Yet when it comes to alcohol will Starbucks change how we drink? I don't think so and I don't think Starbucks will make much of an impact on this front. First, even when it comes to coffee, Starbucks is largely a take-out joint. That's its bread and butter business. And America isn't about to adopt the model of New Orleans and allow for riders. More important, I don't think Americans are going to take to the coffee bar, as a bar bar. That alone in public feeling at Starbucks works as a coffee place, but it won't work as a drink place -- we don't really want to drink alone in relatively brightly lite spaces with floor to ceiling windows. Do we really want to drink (alone in public) and serve the web?
And bars moreover seem to be the one place in America that has resisted the branded impluse -- at least in terms of setting, not the drinks -- e.g. Bud -- that they serve. Sure there some people, in some suburbs and downtown spots who go to TGIF and Chili's, but this isn't the idea of a bar for most people, is it? Bars are the kinds of places that we seem to insist have to have a certain feel of local-ness, something that a Starbucks can't deliver.

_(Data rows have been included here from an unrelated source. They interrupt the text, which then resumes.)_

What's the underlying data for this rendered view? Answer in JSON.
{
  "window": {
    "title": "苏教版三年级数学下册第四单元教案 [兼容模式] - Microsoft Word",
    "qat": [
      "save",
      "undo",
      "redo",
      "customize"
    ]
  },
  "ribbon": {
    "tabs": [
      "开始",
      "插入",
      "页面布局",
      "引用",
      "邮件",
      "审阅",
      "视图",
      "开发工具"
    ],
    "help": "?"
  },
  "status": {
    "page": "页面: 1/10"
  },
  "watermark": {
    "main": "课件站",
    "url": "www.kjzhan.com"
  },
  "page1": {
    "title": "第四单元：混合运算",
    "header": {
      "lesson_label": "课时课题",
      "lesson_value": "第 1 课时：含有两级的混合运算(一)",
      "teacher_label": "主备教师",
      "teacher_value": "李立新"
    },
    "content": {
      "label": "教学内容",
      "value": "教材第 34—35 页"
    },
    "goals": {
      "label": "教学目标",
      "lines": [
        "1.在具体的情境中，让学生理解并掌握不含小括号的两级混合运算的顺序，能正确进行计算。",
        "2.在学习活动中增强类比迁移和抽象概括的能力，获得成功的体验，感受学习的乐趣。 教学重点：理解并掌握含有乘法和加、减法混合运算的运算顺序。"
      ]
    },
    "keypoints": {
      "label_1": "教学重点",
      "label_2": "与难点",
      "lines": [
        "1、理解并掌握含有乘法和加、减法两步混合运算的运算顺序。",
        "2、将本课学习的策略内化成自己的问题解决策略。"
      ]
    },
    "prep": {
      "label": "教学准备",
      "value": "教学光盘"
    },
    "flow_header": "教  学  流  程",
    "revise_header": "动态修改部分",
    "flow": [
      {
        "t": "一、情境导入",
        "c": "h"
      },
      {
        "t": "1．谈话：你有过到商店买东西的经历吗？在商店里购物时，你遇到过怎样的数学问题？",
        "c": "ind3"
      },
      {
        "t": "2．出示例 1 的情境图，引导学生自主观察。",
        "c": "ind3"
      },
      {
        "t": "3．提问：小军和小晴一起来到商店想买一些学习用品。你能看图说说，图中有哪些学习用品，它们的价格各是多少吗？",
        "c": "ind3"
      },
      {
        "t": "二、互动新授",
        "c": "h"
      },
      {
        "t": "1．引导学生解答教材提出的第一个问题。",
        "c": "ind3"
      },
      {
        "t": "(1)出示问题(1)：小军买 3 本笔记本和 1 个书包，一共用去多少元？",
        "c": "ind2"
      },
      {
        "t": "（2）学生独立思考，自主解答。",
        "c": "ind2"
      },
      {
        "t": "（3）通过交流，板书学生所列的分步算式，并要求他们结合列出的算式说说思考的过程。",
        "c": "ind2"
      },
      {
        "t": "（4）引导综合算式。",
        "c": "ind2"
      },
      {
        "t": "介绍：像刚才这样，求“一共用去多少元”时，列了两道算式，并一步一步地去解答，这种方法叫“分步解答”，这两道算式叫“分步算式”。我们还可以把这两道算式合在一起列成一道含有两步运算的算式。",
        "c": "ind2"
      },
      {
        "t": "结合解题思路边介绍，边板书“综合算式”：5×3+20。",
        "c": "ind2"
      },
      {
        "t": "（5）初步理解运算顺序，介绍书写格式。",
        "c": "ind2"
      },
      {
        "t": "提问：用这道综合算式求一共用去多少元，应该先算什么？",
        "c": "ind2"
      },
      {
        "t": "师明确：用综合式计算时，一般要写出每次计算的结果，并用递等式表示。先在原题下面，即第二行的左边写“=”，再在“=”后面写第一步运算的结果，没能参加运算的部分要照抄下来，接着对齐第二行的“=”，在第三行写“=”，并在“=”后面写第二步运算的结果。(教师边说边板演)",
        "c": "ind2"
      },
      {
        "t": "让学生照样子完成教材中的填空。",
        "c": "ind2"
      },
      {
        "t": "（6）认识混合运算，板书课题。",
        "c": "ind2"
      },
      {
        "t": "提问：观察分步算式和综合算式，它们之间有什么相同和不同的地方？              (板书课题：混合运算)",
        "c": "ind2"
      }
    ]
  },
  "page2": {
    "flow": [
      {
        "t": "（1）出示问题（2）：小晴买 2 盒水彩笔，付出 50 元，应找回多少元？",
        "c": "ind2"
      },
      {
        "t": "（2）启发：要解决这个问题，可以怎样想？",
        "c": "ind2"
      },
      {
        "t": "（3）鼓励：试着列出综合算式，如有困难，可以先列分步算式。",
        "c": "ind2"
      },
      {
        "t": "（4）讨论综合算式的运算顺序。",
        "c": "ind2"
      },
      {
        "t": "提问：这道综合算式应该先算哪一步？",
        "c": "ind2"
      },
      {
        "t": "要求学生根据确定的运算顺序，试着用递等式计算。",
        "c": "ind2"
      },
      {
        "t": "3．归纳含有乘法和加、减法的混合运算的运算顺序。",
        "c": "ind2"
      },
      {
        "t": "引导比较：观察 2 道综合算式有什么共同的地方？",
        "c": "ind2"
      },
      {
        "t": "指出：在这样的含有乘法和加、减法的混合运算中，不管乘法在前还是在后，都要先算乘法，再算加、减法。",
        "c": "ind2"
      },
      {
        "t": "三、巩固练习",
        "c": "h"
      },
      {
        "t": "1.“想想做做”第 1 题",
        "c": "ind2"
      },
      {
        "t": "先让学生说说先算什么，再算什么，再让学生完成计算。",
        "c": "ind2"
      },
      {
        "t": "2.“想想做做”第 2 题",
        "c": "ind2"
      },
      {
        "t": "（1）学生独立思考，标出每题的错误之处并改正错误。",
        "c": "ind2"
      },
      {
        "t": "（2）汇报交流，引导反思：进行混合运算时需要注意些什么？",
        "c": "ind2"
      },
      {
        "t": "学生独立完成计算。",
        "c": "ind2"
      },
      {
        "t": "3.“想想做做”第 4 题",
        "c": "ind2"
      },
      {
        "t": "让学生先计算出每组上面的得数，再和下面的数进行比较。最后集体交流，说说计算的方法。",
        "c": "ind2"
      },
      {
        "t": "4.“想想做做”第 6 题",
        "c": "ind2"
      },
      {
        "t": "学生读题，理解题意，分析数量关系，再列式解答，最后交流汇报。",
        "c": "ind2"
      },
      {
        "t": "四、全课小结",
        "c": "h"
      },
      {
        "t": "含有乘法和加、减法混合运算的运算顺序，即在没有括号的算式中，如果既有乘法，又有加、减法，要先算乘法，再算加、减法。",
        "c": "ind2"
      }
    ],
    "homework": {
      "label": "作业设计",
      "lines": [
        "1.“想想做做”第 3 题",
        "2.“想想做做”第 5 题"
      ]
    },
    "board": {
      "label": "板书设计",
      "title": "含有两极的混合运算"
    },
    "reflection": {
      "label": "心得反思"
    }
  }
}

So my guess is that Starbucks will sell wine and beer with modest success to niche market of people looking for a caffenie come down in a perdictable setting when they are away from home or by themselves. Sort of like an movebale airport lounge.